Taiwan is moving ahead with plans to build its own submarines, with an initial design to be completed by the year-end, after lengthy delays in getting eight vessels under a 2001 U.S. defense deal and as China's navy expands rapidly.
Seven months ago they were pondering the notion. Now they will have a plan by the end of the year. The initial design, anyway. Perhaps a general view scribbled on a napkin?
The new article says that Taiwan judges China will be capable of invading Taiwan by 2020.
This article says the subs will be ready by ... when?
Military officials here recently said Taiwan will build its four of its own 1,500-tonne displacement diesel-electric attack submarines by 2025, with a budget of about NT$150 billion (US$4.9 billion).
Ah, four by 2025. Five years after Taiwan judges China capable of invading Taiwan.
I'm sure that schedule of building a new type of weapons system won't slip at all.
And assuming Taiwan has any submarine expertise left by then.
Taiwan just doesn't seem to have a sense of urgency on this issue. Or about any other defense issue, it seems, despite the lengthening military shadow that China has been casting over that island democracy.
UPDATE: Taiwan still uses their World War II subs. But I assume they really are only used for training as I've read in the past despite the article's focus on their staus as active subs in Taiwan's fleet considering this information:

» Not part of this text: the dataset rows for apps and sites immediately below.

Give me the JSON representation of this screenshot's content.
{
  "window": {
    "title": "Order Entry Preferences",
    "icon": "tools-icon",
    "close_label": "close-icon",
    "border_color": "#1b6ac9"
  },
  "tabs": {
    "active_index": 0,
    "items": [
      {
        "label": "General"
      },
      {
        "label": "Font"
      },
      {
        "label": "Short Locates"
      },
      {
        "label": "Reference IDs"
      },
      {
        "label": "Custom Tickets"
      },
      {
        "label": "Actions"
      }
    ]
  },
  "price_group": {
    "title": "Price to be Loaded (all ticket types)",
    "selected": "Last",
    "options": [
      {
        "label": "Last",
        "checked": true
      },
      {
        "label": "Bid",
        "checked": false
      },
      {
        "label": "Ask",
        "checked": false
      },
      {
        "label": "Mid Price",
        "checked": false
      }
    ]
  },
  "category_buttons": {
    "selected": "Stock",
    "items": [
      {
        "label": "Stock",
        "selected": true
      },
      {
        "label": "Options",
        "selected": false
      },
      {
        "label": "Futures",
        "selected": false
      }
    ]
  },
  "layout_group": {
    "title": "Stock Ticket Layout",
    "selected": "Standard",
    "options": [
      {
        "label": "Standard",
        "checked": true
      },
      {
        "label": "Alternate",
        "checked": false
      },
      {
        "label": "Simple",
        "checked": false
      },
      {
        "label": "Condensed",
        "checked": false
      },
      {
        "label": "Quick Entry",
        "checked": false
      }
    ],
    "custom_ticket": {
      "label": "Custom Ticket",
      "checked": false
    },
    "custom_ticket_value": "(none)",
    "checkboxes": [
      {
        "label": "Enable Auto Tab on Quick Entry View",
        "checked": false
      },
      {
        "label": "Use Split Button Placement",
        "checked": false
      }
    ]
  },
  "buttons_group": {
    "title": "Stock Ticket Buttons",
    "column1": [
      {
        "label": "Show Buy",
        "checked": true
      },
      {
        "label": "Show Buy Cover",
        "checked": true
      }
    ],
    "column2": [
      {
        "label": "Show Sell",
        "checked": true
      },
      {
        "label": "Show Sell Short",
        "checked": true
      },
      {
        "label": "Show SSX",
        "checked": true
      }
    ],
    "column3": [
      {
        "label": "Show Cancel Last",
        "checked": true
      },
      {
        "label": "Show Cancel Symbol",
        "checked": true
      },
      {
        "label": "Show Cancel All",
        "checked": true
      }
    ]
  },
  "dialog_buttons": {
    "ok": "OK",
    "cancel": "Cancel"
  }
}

The navy is planning to spend more than Tw$800 million ($26.35 million) to overhaul one of the old subs next year.
Both will get new hulls as they are currently unable to dive more than 20 metres (66 feet) -- less than a tenth of their design depth -- due to warped pressure hulls and metal fatigue.
So Taiwan really just has two subs dating from the 1980s for combat missions.
On the bright side, rebuilding the hulls will be good practice for building all new subs.